In January 2022 I get a call from Jay–“Mike, our school building partner, buildOn, told me we may be able to build a school in Senegal starting in mid-March–are you in? I want to get this done ASAP to build momentum and make up for lost time due to COVID-19–so that we can then do the next builds in Malawi & Guatemala.” This is a man with a vision–he was planning for Senegal to get done as a path to the next two! I loved it and said, “Let’s do it!”.
Only two months later, after countless vaccinations, multiple COVID tests & the promise of 2-3 tests more before we arrived to & during our time in the village–we met at JFK on a Friday night for our flight to Dakar.
Three days later, after receiving our names in Wolof (mine was “DIEN GAI”) along with valuable language/cultural instruction, we arrived in the community of Nguiddine Keur Sara in the Fatick region of Senegal accompanied by two translators, and were met by galloping horses, pick-up trucks with cheering children, and a parade of dancing women and children. There were drums & local dance moves, and a ceremony in honor of the school groundbreaking. The whole community (I would estimate 200+ adults, with 150+ children were at this celebration) then signed a covenant to build the school with us, and we delivered speeches of thanks in response to their speeches of welcome and thanks, putting the first shovels in alongside the Village chief, village imam, and women leaders.
Our Days in Nguiddine Keur Sara Village
Over the rest of the week, we connected deeply with members of the community–a community without electricity or running water. We slept on the floor in a grain shed adjacent to their homes under a mosquito net (normally we would have stayed in their homes but to protect them from COVID-19, we stayed in the grain shed), walked through their fields, played soccer with their children (and I even taught them how to play some card games), danced to Senegalese music, and worked hand in hand with them, day in and day out, for five hours per day in 109 degree heat.
Days started with stretching and that led to brick-making, cement mixing, digging the foundations of the school and the latrines, and more. Like Jordan experienced in Nepal, we wore work gloves and earned blisters, while the community worked with their bare hands (with no blisters)!

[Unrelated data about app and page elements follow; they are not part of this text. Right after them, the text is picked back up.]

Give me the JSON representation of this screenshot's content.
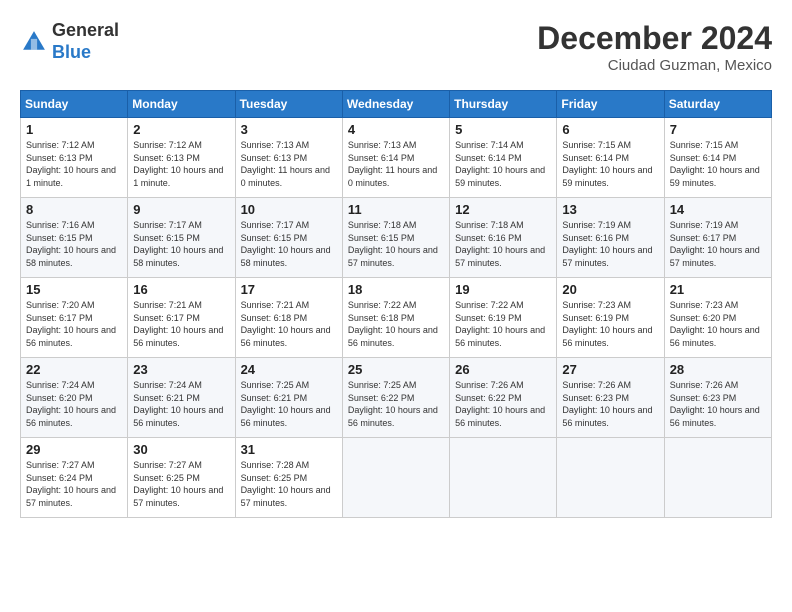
{
  "logo": {
    "general": "General",
    "blue": "Blue"
  },
  "header": {
    "month": "December 2024",
    "location": "Ciudad Guzman, Mexico"
  },
  "weekdays": [
    "Sunday",
    "Monday",
    "Tuesday",
    "Wednesday",
    "Thursday",
    "Friday",
    "Saturday"
  ],
  "weeks": [
    [
      {
        "day": 1,
        "sunrise": "7:12 AM",
        "sunset": "6:13 PM",
        "daylight": "10 hours and 1 minute"
      },
      {
        "day": 2,
        "sunrise": "7:12 AM",
        "sunset": "6:13 PM",
        "daylight": "10 hours and 1 minute"
      },
      {
        "day": 3,
        "sunrise": "7:13 AM",
        "sunset": "6:13 PM",
        "daylight": "11 hours and 0 minutes"
      },
      {
        "day": 4,
        "sunrise": "7:13 AM",
        "sunset": "6:14 PM",
        "daylight": "11 hours and 0 minutes"
      },
      {
        "day": 5,
        "sunrise": "7:14 AM",
        "sunset": "6:14 PM",
        "daylight": "10 hours and 59 minutes"
      },
      {
        "day": 6,
        "sunrise": "7:15 AM",
        "sunset": "6:14 PM",
        "daylight": "10 hours and 59 minutes"
      },
      {
        "day": 7,
        "sunrise": "7:15 AM",
        "sunset": "6:14 PM",
        "daylight": "10 hours and 59 minutes"
      }
    ],
    [
      {
        "day": 8,
        "sunrise": "7:16 AM",
        "sunset": "6:15 PM",
        "daylight": "10 hours and 58 minutes"
      },
      {
        "day": 9,
        "sunrise": "7:17 AM",
        "sunset": "6:15 PM",
        "daylight": "10 hours and 58 minutes"
      },
      {
        "day": 10,
        "sunrise": "7:17 AM",
        "sunset": "6:15 PM",
        "daylight": "10 hours and 58 minutes"
      },
      {
        "day": 11,
        "sunrise": "7:18 AM",
        "sunset": "6:15 PM",
        "daylight": "10 hours and 57 minutes"
      },
      {
        "day": 12,
        "sunrise": "7:18 AM",
        "sunset": "6:16 PM",
        "daylight": "10 hours and 57 minutes"
      },
      {
        "day": 13,
        "sunrise": "7:19 AM",
        "sunset": "6:16 PM",
        "daylight": "10 hours and 57 minutes"
      },
      {
        "day": 14,
        "sunrise": "7:19 AM",
        "sunset": "6:17 PM",
        "daylight": "10 hours and 57 minutes"
      }
    ],
    [
      {
        "day": 15,
        "sunrise": "7:20 AM",
        "sunset": "6:17 PM",
        "daylight": "10 hours and 56 minutes"
      },
      {
        "day": 16,
        "sunrise": "7:21 AM",
        "sunset": "6:17 PM",
        "daylight": "10 hours and 56 minutes"
      },
      {
        "day": 17,
        "sunrise": "7:21 AM",
        "sunset": "6:18 PM",
        "daylight": "10 hours and 56 minutes"
      },
      {
        "day": 18,
        "sunrise": "7:22 AM",
        "sunset": "6:18 PM",
        "daylight": "10 hours and 56 minutes"
      },
      {
        "day": 19,
        "sunrise": "7:22 AM",
        "sunset": "6:19 PM",
        "daylight": "10 hours and 56 minutes"
      },
      {
        "day": 20,
        "sunrise": "7:23 AM",
        "sunset": "6:19 PM",
        "daylight": "10 hours and 56 minutes"
      },
      {
        "day": 21,
        "sunrise": "7:23 AM",
        "sunset": "6:20 PM",
        "daylight": "10 hours and 56 minutes"
      }
    ],
    [
      {
        "day": 22,
        "sunrise": "7:24 AM",
        "sunset": "6:20 PM",
        "daylight": "10 hours and 56 minutes"
      },
      {
        "day": 23,
        "sunrise": "7:24 AM",
        "sunset": "6:21 PM",
        "daylight": "10 hours and 56 minutes"
      },
      {
        "day": 24,
        "sunrise": "7:25 AM",
        "sunset": "6:21 PM",
        "daylight": "10 hours and 56 minutes"
      },
      {
        "day": 25,
        "sunrise": "7:25 AM",
        "sunset": "6:22 PM",
        "daylight": "10 hours and 56 minutes"
      },
      {
        "day": 26,
        "sunrise": "7:26 AM",
        "sunset": "6:22 PM",
        "daylight": "10 hours and 56 minutes"
      },
      {
        "day": 27,
        "sunrise": "7:26 AM",
        "sunset": "6:23 PM",
        "daylight": "10 hours and 56 minutes"
      },
      {
        "day": 28,
        "sunrise": "7:26 AM",
        "sunset": "6:23 PM",
        "daylight": "10 hours and 56 minutes"
      }
    ],
    [
      {
        "day": 29,
        "sunrise": "7:27 AM",
        "sunset": "6:24 PM",
        "daylight": "10 hours and 57 minutes"
      },
      {
        "day": 30,
        "sunrise": "7:27 AM",
        "sunset": "6:25 PM",
        "daylight": "10 hours and 57 minutes"
      },
      {
        "day": 31,
        "sunrise": "7:28 AM",
        "sunset": "6:25 PM",
        "daylight": "10 hours and 57 minutes"
      },
      null,
      null,
      null,
      null
    ]
  ]
}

Each afternoon we spent on cultural exchanges–meeting the Village Chief and elders, meeting the representatives of the women, meeting the principal & teachers, learning how to prepare millet, learning how to build a chicken coop, tame a bull, and just hanging out with the kids and their animals–donkeys, sheep, chickens, roosters.
My takeaways were like what Jordan experienced in Nepal. First, WOMEN RULE!!!!–the Senegalese women, dressed to kill, often with babies hanging from their arms (and breasts), outworked the men–mixing and carrying cement, rallying the men to work longer and harder, and dancing at the work site.
The second key takeaway was–something that should be obvious to all–that money and material things do not bring happiness (though your donations do help build a school!). This community had very few things, yet they had everything they needed and were very happy. The only thing they lacked easy access to was “education”–with their kids walking 5 miles to school in some cases, and in other cases having classes in a thatched hut.
When it was time to say our goodbyes, the whole community again came together to dance and sing, and we all shed many tears that will bind us together forever. The world is a small place and while I arrived to give, I received far more in return–happiness and fulfillment that cannot be described.
I pray that with the support of Team Dayā and our generous donors–you and others like you–Senegal was only my first school–Malawi, Nicaragua and Guatemala here we come. I can’t wait to get started with your help!